Google had previously removed links relating to an offense committed by an individual almost 10 years ago. At the time, the individual had requested removal of the links under the “right to be forgotten” ruling. Several publications produced news stories detailing this removal request, and it became a news story in itself. Google retained links to those articles, and they still appeared in the search results for the individual’s name. The individual complained—and now the ICO has ordered Google to remove the newer articles. Google refused to remove links to these later articles, which included details of the original criminal offense. Google argues that these articles are an essential part of a broader news story about the “right to be forgotten,” and that the articles are in the public interest.
Google faces criminal charges and financial sanctions if it does not comply with the ICO’s order.

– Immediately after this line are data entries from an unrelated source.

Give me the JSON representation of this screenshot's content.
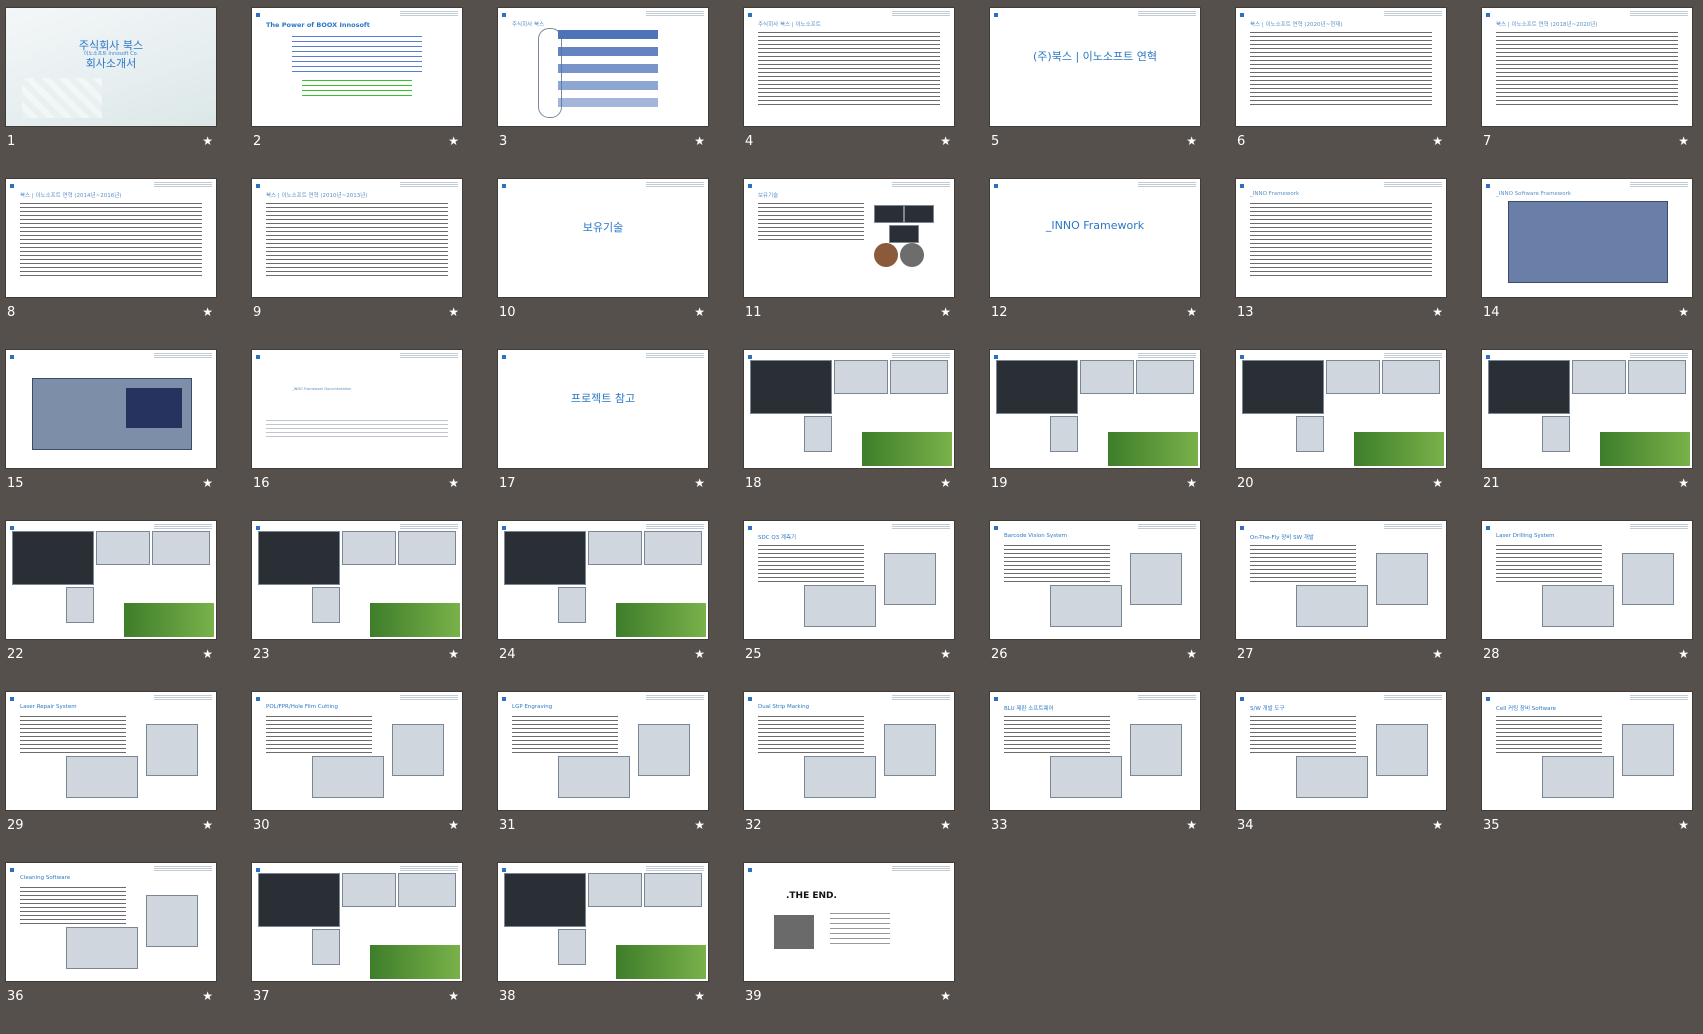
{
  "slides": [
    {
      "n": "1",
      "kind": "cover",
      "title": "주식회사 북스",
      "subtitle": "이노소프트 Innosoft Co.",
      "title2": "회사소개서"
    },
    {
      "n": "2",
      "kind": "power",
      "title": "The Power of BOOX Innosoft"
    },
    {
      "n": "3",
      "kind": "toc",
      "title": "주식회사 북스"
    },
    {
      "n": "4",
      "kind": "text",
      "title": "주식회사 북스 | 이노소프트"
    },
    {
      "n": "5",
      "kind": "section",
      "title": "(주)북스 | 이노소프트 연혁"
    },
    {
      "n": "6",
      "kind": "text",
      "title": "북스 | 이노소프트 연혁 (2020년~현재)"
    },
    {
      "n": "7",
      "kind": "text",
      "title": "북스 | 이노소프트 연혁 (2018년~2020년)"
    },
    {
      "n": "8",
      "kind": "text",
      "title": "북스 | 이노소프트 연혁 (2014년~2016년)"
    },
    {
      "n": "9",
      "kind": "text",
      "title": "북스 | 이노소프트 연혁 (2010년~2013년)"
    },
    {
      "n": "10",
      "kind": "section",
      "title": "보유기술"
    },
    {
      "n": "11",
      "kind": "tech",
      "title": "보유기술"
    },
    {
      "n": "12",
      "kind": "section",
      "title": "_INNO Framework"
    },
    {
      "n": "13",
      "kind": "text",
      "title": "_INNO Framework"
    },
    {
      "n": "14",
      "kind": "diagram",
      "title": "_INNO Software Framework"
    },
    {
      "n": "15",
      "kind": "diagram2",
      "title": ""
    },
    {
      "n": "16",
      "kind": "blank",
      "title": "_INNO Framework Documentation"
    },
    {
      "n": "17",
      "kind": "section",
      "title": "프로젝트 참고"
    },
    {
      "n": "18",
      "kind": "shots",
      "title": ""
    },
    {
      "n": "19",
      "kind": "shots",
      "title": ""
    },
    {
      "n": "20",
      "kind": "shots",
      "title": ""
    },
    {
      "n": "21",
      "kind": "shots",
      "title": ""
    },
    {
      "n": "22",
      "kind": "shots",
      "title": ""
    },
    {
      "n": "23",
      "kind": "shots",
      "title": ""
    },
    {
      "n": "24",
      "kind": "shots",
      "title": ""
    },
    {
      "n": "25",
      "kind": "project",
      "title": "SDC Q3 계측기"
    },
    {
      "n": "26",
      "kind": "project",
      "title": "Barcode Vision System"
    },
    {
      "n": "27",
      "kind": "project",
      "title": "On-The-Fly 장비 SW 개발"
    },
    {
      "n": "28",
      "kind": "project",
      "title": "Laser Drilling System"
    },
    {
      "n": "29",
      "kind": "project",
      "title": "Laser Repair System"
    },
    {
      "n": "30",
      "kind": "project",
      "title": "POL/FPR/Hole Film Cutting"
    },
    {
      "n": "31",
      "kind": "project",
      "title": "LGP Engraving"
    },
    {
      "n": "32",
      "kind": "project",
      "title": "Dual Strip Marking"
    },
    {
      "n": "33",
      "kind": "project",
      "title": "BLU 제판 소프트웨어"
    },
    {
      "n": "34",
      "kind": "project",
      "title": "S/W 개발 도구"
    },
    {
      "n": "35",
      "kind": "project",
      "title": "Cell 커팅 장비 Software"
    },
    {
      "n": "36",
      "kind": "project",
      "title": "Cleaning Software"
    },
    {
      "n": "37",
      "kind": "shots",
      "title": ""
    },
    {
      "n": "38",
      "kind": "shots",
      "title": ""
    },
    {
      "n": "39",
      "kind": "end",
      "title": ".THE END."
    }
  ],
  "star_icon": "★"
}
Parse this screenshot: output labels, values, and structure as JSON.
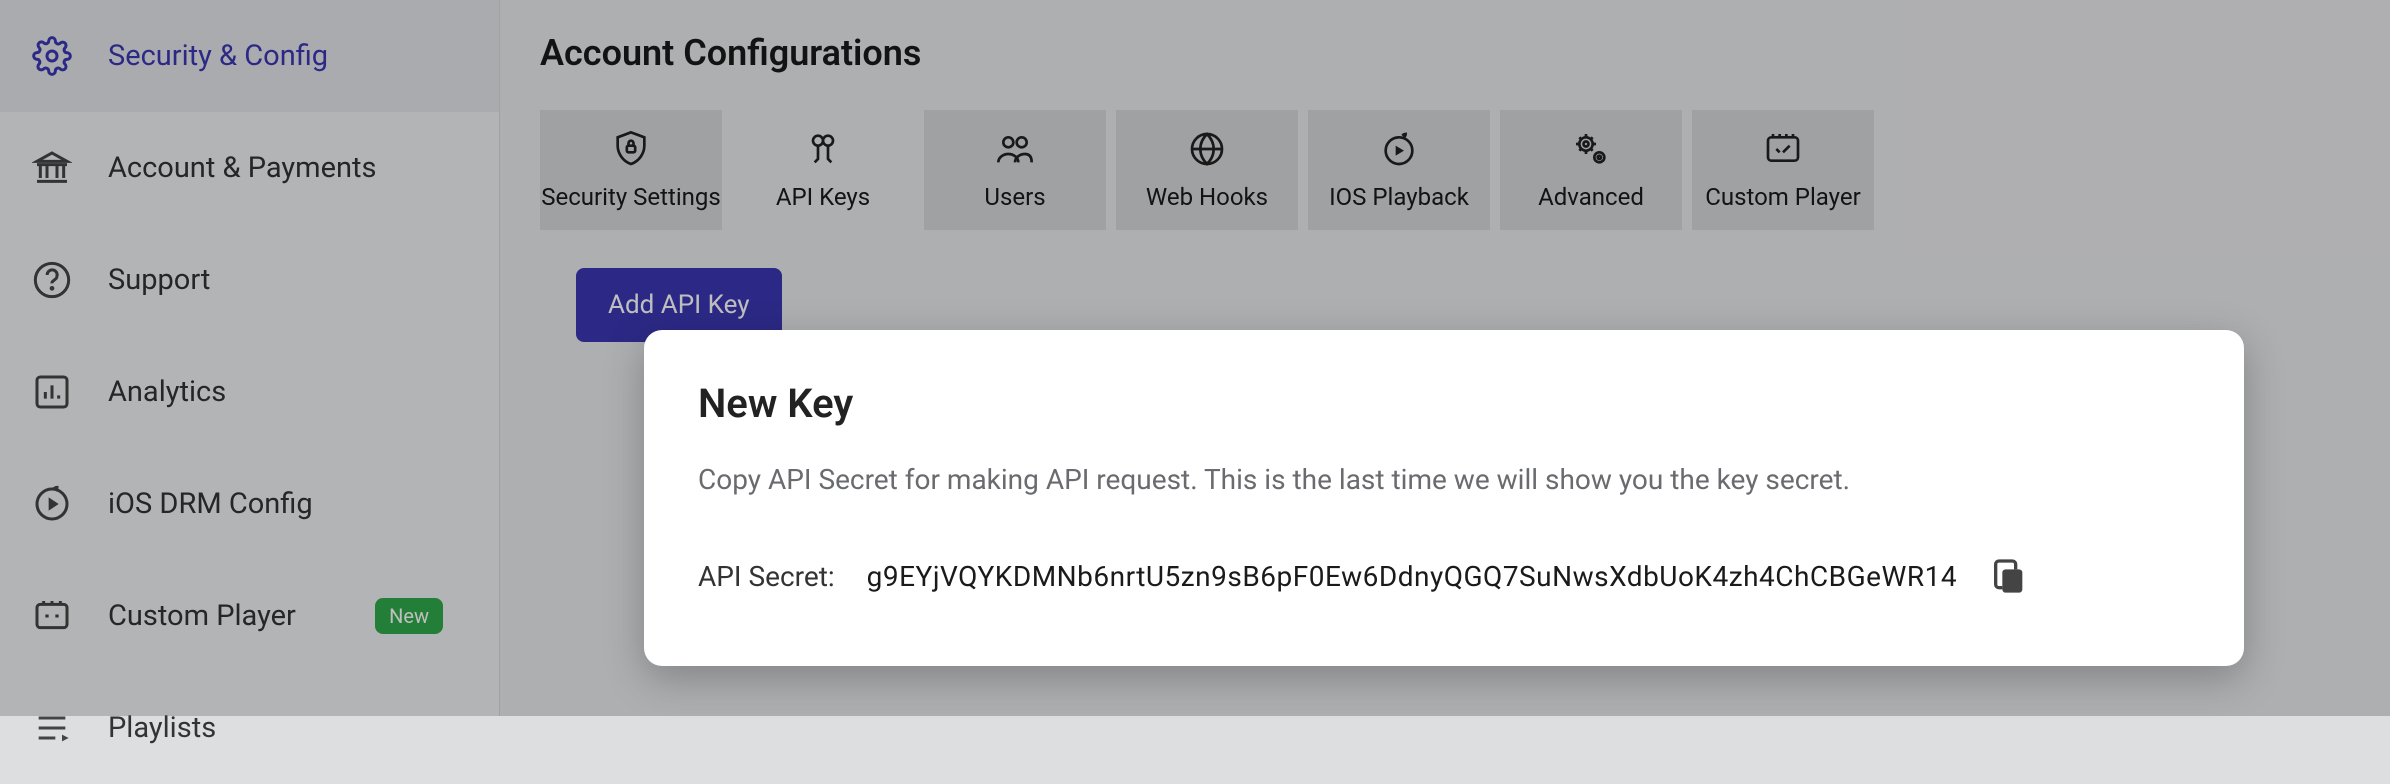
{
  "sidebar": {
    "items": [
      {
        "label": "Security & Config",
        "icon": "gear-icon",
        "active": true
      },
      {
        "label": "Account & Payments",
        "icon": "bank-icon"
      },
      {
        "label": "Support",
        "icon": "help-icon"
      },
      {
        "label": "Analytics",
        "icon": "chart-icon"
      },
      {
        "label": "iOS DRM Config",
        "icon": "apple-drm-icon"
      },
      {
        "label": "Custom Player",
        "icon": "player-icon",
        "badge": "New"
      },
      {
        "label": "Playlists",
        "icon": "playlist-icon"
      }
    ]
  },
  "main": {
    "title": "Account Configurations",
    "tabs": [
      {
        "label": "Security Settings",
        "icon": "shield-lock-icon"
      },
      {
        "label": "API Keys",
        "icon": "key-icon",
        "active": true
      },
      {
        "label": "Users",
        "icon": "users-icon"
      },
      {
        "label": "Web Hooks",
        "icon": "globe-icon"
      },
      {
        "label": "IOS Playback",
        "icon": "apple-play-icon"
      },
      {
        "label": "Advanced",
        "icon": "gears-icon"
      },
      {
        "label": "Custom Player",
        "icon": "custom-player-icon"
      }
    ],
    "add_button": "Add API Key"
  },
  "modal": {
    "title": "New Key",
    "description": "Copy API Secret for making API request. This is the last time we will show you the key secret.",
    "secret_label": "API Secret:",
    "secret_value": "g9EYjVQYKDMNb6nrtU5zn9sB6pF0Ew6DdnyQGQ7SuNwsXdbUoK4zh4ChCBGeWR14"
  },
  "colors": {
    "accent": "#3B37B3",
    "badge": "#2FA84A"
  }
}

These criminal consequences and fines may have a dire effect on Google’s ability to freely distribute information.
The “right to be forgotten” ruling gives European nations a mechanism to censor legal information and web pages. Not only does the ICO want to invoke the right to be forgotten, but it also wants to erase evidence that it implemented the policy. The EU designed this law to protect privacy, but these new developments are an unsettling new leap into government censorship.
However, Europeans can still use American Google to get uncensored information. European governments cannot force Google to alter results on its American search engine. The “right to be forgotten” ruling restricts Google.co.uk, but leaves Google.com untouched. European governments may eventually try to patch this hole. But for now, the right to be forgotten disappears at the American border.
Image Source: http://searchengineland.com/google-right-to-be-forgotten-form-192837.
By Michael Huggins
In the wake of an international controversy over government surveillance, U.S. technology companies have developed end-to-end encryption for users who want to send information. End-to-end encryption gives the sender and the recipient decryption keys for a piece of data or a message. Without these decryption keys, law enforcement officials cannot access the data or the message. Even with lawfully authorized access to the information, end-to-end encryption may allow criminals to keep their communications secret from the government. Additionally, the United States and other nations have expressed concerns that encryption will provide secure communications to terrorist organizations. Continue reading